(Source data)
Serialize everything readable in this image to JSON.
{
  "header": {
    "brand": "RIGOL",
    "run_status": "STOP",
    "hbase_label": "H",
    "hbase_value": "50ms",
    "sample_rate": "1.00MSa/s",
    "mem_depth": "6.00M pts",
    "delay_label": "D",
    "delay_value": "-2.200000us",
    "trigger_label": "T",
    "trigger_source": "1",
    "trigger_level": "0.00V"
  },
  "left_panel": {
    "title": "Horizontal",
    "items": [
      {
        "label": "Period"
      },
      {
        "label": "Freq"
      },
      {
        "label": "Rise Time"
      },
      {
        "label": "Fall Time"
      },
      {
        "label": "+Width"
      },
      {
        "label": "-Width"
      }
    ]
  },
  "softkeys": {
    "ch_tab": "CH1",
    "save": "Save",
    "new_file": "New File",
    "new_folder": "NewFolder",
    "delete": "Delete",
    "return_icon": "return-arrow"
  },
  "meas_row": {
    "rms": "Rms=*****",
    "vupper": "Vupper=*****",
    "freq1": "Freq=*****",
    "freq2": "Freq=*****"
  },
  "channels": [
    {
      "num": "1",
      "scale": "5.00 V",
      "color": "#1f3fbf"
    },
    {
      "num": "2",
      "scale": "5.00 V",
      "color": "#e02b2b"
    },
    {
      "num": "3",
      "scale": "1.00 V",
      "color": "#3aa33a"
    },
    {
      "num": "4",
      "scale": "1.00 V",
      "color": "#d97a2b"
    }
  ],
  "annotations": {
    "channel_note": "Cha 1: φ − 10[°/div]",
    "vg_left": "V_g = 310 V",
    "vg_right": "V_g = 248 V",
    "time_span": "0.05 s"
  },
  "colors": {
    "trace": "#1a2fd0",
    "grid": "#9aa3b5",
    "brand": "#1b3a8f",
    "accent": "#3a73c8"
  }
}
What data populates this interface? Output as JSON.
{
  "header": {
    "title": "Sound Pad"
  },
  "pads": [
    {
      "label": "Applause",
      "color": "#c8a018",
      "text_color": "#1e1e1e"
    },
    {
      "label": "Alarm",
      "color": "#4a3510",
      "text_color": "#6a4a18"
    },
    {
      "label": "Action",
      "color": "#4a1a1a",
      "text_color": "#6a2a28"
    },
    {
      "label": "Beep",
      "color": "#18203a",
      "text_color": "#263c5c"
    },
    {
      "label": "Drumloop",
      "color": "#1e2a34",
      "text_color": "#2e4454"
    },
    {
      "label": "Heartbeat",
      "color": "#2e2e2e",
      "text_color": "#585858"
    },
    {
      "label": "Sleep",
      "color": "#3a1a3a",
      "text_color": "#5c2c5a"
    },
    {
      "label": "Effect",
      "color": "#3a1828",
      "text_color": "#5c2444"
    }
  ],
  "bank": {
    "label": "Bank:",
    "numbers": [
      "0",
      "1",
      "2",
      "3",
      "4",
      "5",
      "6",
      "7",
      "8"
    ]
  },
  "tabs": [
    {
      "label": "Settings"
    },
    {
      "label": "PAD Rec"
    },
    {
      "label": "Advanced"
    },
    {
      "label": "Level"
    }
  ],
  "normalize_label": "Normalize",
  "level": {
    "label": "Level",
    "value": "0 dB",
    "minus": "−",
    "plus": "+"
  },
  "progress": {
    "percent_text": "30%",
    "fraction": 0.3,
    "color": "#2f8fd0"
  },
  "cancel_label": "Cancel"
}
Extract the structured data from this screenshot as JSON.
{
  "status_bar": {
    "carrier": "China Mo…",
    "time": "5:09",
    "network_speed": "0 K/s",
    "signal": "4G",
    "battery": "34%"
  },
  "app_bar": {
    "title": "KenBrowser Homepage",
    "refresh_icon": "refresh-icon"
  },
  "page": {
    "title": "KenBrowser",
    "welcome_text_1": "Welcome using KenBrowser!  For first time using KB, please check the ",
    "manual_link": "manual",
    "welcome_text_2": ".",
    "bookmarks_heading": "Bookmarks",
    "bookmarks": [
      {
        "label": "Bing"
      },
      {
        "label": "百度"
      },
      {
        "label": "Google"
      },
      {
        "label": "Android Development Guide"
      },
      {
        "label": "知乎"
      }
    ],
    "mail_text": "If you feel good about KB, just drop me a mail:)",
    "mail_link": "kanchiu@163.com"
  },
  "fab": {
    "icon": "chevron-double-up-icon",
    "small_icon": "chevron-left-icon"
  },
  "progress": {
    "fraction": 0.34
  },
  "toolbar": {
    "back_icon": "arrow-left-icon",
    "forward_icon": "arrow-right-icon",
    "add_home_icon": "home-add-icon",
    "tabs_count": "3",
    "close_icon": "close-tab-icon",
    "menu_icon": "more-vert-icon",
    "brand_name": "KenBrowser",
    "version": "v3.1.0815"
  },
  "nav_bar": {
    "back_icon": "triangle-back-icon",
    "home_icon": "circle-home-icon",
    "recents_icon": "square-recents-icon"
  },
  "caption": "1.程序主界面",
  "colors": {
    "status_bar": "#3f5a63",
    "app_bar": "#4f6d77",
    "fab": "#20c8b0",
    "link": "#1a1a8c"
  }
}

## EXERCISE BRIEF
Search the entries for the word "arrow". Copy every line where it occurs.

## ANSWER SPACE
    "return_icon": "return-arrow"
    "back_icon": "arrow-left-icon",
    "forward_icon": "arrow-right-icon",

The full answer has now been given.